the purposes of review and support of the Defendants (sic)
facts being alleged in the proceeding (sic) § 2255
has not filed a motion to vacate, set aside, or correct
sentence pursuant to 28 U.S.C. § 2255. Defendant's
criminal case is closed. Therefore, this Court has no
jurisdiction to grant the defendant's motion. United
States v. Gleason. 753 F.2d 83, 85 (8th Cir. 1985).
"Once a judgment of conviction has been entered, a
prison sentence has been imposed and the defendant has begun
the service of his term, jurisdiction of the court over the
defendant and the criminal proceedings comes to an end except
for such remedies as may be provided by the Federal Rules of
Criminal Procedure, 28 U.S.C. § 2255, or the all-writs
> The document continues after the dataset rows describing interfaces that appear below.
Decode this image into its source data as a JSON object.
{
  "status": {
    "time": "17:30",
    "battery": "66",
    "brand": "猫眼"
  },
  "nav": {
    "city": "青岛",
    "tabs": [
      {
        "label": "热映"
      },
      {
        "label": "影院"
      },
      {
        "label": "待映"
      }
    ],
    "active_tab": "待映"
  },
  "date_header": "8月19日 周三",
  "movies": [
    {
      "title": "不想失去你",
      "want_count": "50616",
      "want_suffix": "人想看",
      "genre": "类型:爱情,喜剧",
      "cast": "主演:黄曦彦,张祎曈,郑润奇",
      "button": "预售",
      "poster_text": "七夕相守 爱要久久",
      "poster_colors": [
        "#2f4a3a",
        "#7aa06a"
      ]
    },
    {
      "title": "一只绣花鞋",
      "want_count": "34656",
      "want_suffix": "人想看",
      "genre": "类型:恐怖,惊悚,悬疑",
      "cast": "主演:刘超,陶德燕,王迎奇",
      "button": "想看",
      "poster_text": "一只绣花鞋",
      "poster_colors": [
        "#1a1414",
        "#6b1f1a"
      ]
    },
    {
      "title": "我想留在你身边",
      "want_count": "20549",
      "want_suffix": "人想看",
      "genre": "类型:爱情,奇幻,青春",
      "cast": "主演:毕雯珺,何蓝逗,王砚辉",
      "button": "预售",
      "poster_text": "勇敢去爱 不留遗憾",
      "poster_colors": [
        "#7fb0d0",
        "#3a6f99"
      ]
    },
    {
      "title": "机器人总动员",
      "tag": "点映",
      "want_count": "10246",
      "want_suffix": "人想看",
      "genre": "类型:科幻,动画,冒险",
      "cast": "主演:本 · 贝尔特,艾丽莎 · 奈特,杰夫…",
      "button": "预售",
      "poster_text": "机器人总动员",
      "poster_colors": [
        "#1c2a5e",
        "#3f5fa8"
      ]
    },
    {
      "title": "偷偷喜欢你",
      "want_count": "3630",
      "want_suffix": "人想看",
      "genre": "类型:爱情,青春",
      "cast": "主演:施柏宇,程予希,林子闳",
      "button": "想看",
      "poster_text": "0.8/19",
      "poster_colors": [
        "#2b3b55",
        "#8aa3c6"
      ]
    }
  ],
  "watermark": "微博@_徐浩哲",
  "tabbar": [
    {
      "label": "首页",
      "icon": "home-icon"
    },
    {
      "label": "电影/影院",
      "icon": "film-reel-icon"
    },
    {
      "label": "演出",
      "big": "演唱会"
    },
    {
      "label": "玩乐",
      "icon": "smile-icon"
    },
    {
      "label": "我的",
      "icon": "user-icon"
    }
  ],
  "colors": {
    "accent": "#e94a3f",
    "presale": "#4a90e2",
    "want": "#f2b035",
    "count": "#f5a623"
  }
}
section, 28 U.S.C. § 1651." United States v.
Gernie. 228 F.Supp. 329, 332 (S.D.N.Y. 1964).
Accord, United States v. Garcia-Herrera.894 F.3d
1219, 1220 (10th Cir. 2018) (district court has no
jurisdiction to grant post-conviction motion for discovery),
United States v. Wahi, 850 F.3d 296, 299 (7th Cir.
2017) (the district court's statutory criminal
jurisdiction does not extend beyond the entry of final
judgment), and United States v. Asakevich, 810 F.3d
418, 420 (6th Cir. 2016) (following entry of a final criminal
judgment, district court has no authority to entertain a
request for relief in support of a § 2255 motion [in
this case a motion for extension of time to file] prior to
commencement of an independent collateral proceeding).
attorney was appointed and fees were paid pursuant to the
Criminal Justice Act, 18 U.S.C. § 3006A. His appointment
has ended and he is not entitled to bill for services,
including costs of copies. Therefore, he is under no
obligation to provide anything to the defendant. ...